By Mike Strathdee

As printed in The Marketplace - January/February 2018David Esau IMG 3707David Esau

People looking for a mentor in their daily work would do well to emulate the Old Testament prophet Nehemiah, pastor David Esau says.

“I highly recommend Nehemiah to you.”

Esau, who serves as lead pastor at Eagle Ridge Bible Fellowship in Coquitlam, B.C., made the suggestion in a Sunday morning plenary message at MEDA’s 2017 convention in Vancouver.

Having a mentor is more important than ever in today’s fast-paced and complex world, he said, adding that the words of Proverbs 13, verse 20, “be wise by walking with the wise,” are as relevant now as when they were written.

Esau, who grew up in Manitoba, worked as a beekeeper and a carpenter prior to becoming a pastor. He credits The Marketplace magazine with helping him to understand the spiritual value of the workplace, and that ministry doesn’t just take place in the church. “Ministry is anything and everything that God wants done in the world.”

Joseph’s work as an economist in Egypt in the book of Genesis tells the story of someone called by God to manage huge budget surpluses and deficits over a long time, he said.

“Clearly, work doesn’t take us away from God. It continues the work of God.”

The Bible is a key place to look for marketplace mentors, he said. “Ministry is everything and anything that God is doing and wants done in the world.”

Nehemiah, who Esau described as being “bi-vocational and bi-locational” lived in Persia in the mid-400s B.C. He had a good job as the king’s cupbearer, guarding the royal chambers and providing comfort to the king.

Esau cited the international outrage that erupted when people saw an image of drowned Syrian child Alan Kurdi, whose death sparked a wave of sympathy for displaced people, to express how Nehemiah felt when he learned of the afflictions facing people in Jerusalem. “The heart of ministry is a heart for ministry.”

God moves the hearts of people to get personally involved and leverage whatever assets they have for marketplace ministry, he said. “Who or what has God put in your heart to do?”

In Nehemiah’s case, learning of a need in his homeland led him to ask the king for a leave of absence to go rebuild walls around the city of Jerusalem, and for letters of passage so he could travel safely.

Nehemiah’s competence and integrity, character traits that are crucial for anyone hoping to have success in their work, led the king to grant his request.

Esau stressed the importance of both spiritual and practical preparation for whatever you choose to undertake. Prayer and planning are mutually enriching, not mutually exclusive, he said.
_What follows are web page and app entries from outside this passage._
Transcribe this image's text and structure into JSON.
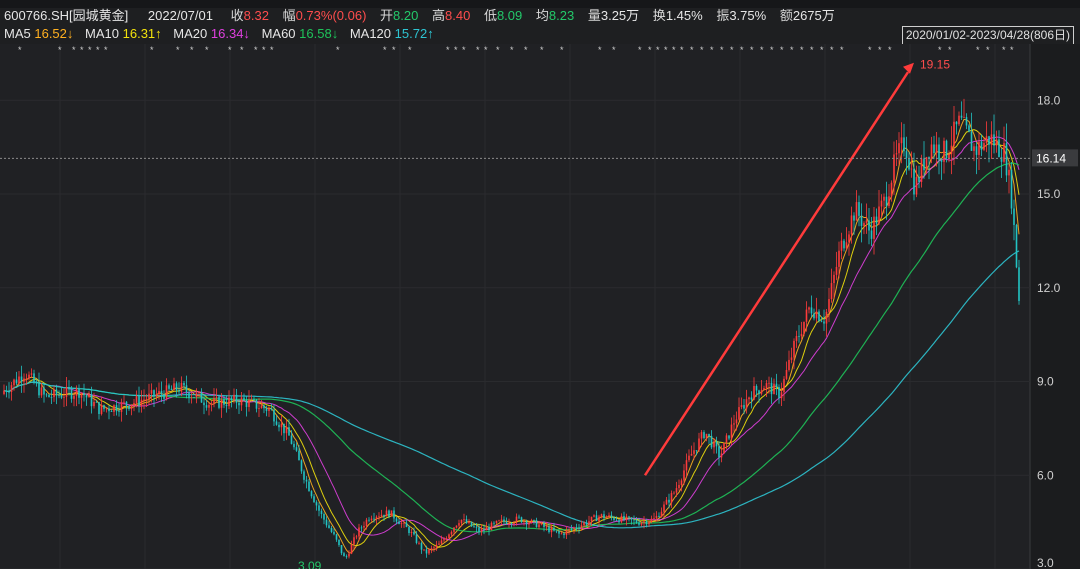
{
  "header": {
    "code": "600766.SH[园城黄金]",
    "date": "2022/07/01",
    "close_label": "收",
    "close": "8.32",
    "change_label": "幅",
    "change": "0.73%(0.06)",
    "open_label": "开",
    "open": "8.20",
    "high_label": "高",
    "high": "8.40",
    "low_label": "低",
    "low": "8.09",
    "avg_label": "均",
    "avg": "8.23",
    "vol_label": "量",
    "vol": "3.25万",
    "turnover_label": "换",
    "turnover": "1.45%",
    "amp_label": "振",
    "amp": "3.75%",
    "amount_label": "额",
    "amount": "2675万"
  },
  "ma": [
    {
      "name": "MA5",
      "value": "16.52↓",
      "color": "#ffb020"
    },
    {
      "name": "MA10",
      "value": "16.31↑",
      "color": "#f2e20c"
    },
    {
      "name": "MA20",
      "value": "16.34↓",
      "color": "#e040e0"
    },
    {
      "name": "MA60",
      "value": "16.58↓",
      "color": "#1ec25a"
    },
    {
      "name": "MA120",
      "value": "15.72↑",
      "color": "#2ec4d2"
    }
  ],
  "range_text": "2020/01/02-2023/04/28(806日)",
  "chart_data": {
    "type": "candlestick",
    "ylim": [
      3.0,
      19.8
    ],
    "y_ticks": [
      "18.0",
      "15.0",
      "12.0",
      "9.0",
      "6.0",
      "3.0"
    ],
    "current_price": "16.14",
    "max_label": "19.15",
    "min_label": "3.09",
    "price_path": [
      [
        0,
        8.6
      ],
      [
        25,
        9.3
      ],
      [
        45,
        8.5
      ],
      [
        80,
        8.7
      ],
      [
        100,
        8.1
      ],
      [
        130,
        8.3
      ],
      [
        160,
        8.6
      ],
      [
        180,
        8.8
      ],
      [
        210,
        8.3
      ],
      [
        240,
        8.4
      ],
      [
        270,
        8.1
      ],
      [
        290,
        7.2
      ],
      [
        305,
        5.9
      ],
      [
        320,
        4.8
      ],
      [
        335,
        4.0
      ],
      [
        345,
        3.3
      ],
      [
        358,
        4.2
      ],
      [
        370,
        4.7
      ],
      [
        390,
        4.8
      ],
      [
        410,
        4.2
      ],
      [
        425,
        3.5
      ],
      [
        440,
        3.8
      ],
      [
        460,
        4.6
      ],
      [
        480,
        4.2
      ],
      [
        500,
        4.5
      ],
      [
        520,
        4.6
      ],
      [
        540,
        4.4
      ],
      [
        560,
        4.1
      ],
      [
        580,
        4.4
      ],
      [
        600,
        4.7
      ],
      [
        620,
        4.6
      ],
      [
        640,
        4.5
      ],
      [
        655,
        4.6
      ],
      [
        675,
        5.5
      ],
      [
        690,
        6.6
      ],
      [
        705,
        7.4
      ],
      [
        720,
        6.6
      ],
      [
        735,
        7.8
      ],
      [
        750,
        8.6
      ],
      [
        765,
        8.9
      ],
      [
        780,
        8.6
      ],
      [
        795,
        10.2
      ],
      [
        810,
        11.4
      ],
      [
        825,
        11.0
      ],
      [
        840,
        13.2
      ],
      [
        855,
        14.5
      ],
      [
        870,
        13.8
      ],
      [
        885,
        14.8
      ],
      [
        895,
        16.0
      ],
      [
        905,
        16.7
      ],
      [
        915,
        15.2
      ],
      [
        930,
        16.6
      ],
      [
        945,
        16.3
      ],
      [
        960,
        17.3
      ],
      [
        975,
        16.4
      ],
      [
        990,
        16.8
      ],
      [
        1005,
        16.3
      ],
      [
        1012,
        14.8
      ],
      [
        1020,
        11.2
      ]
    ]
  }
}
The most fundamental changes that have happened in history are attributed to social movements with a spiritual foundation, he said, quoting American author Jim Wallis.

Using your head as well as your heart is crucial to success. “Too many people start ministry ventures with good intentions but poor planning.”

Another lesson Esau draws from the Bible is the importance of working together, with many hearts and hands. “It takes teamwork to make a dream work.”

The gospel of Luke, chapter 8, verses 2-3 mentions several people who financed Jesus and his disciples in their ministry. “Those women were helping to support them out of their own means.” ◆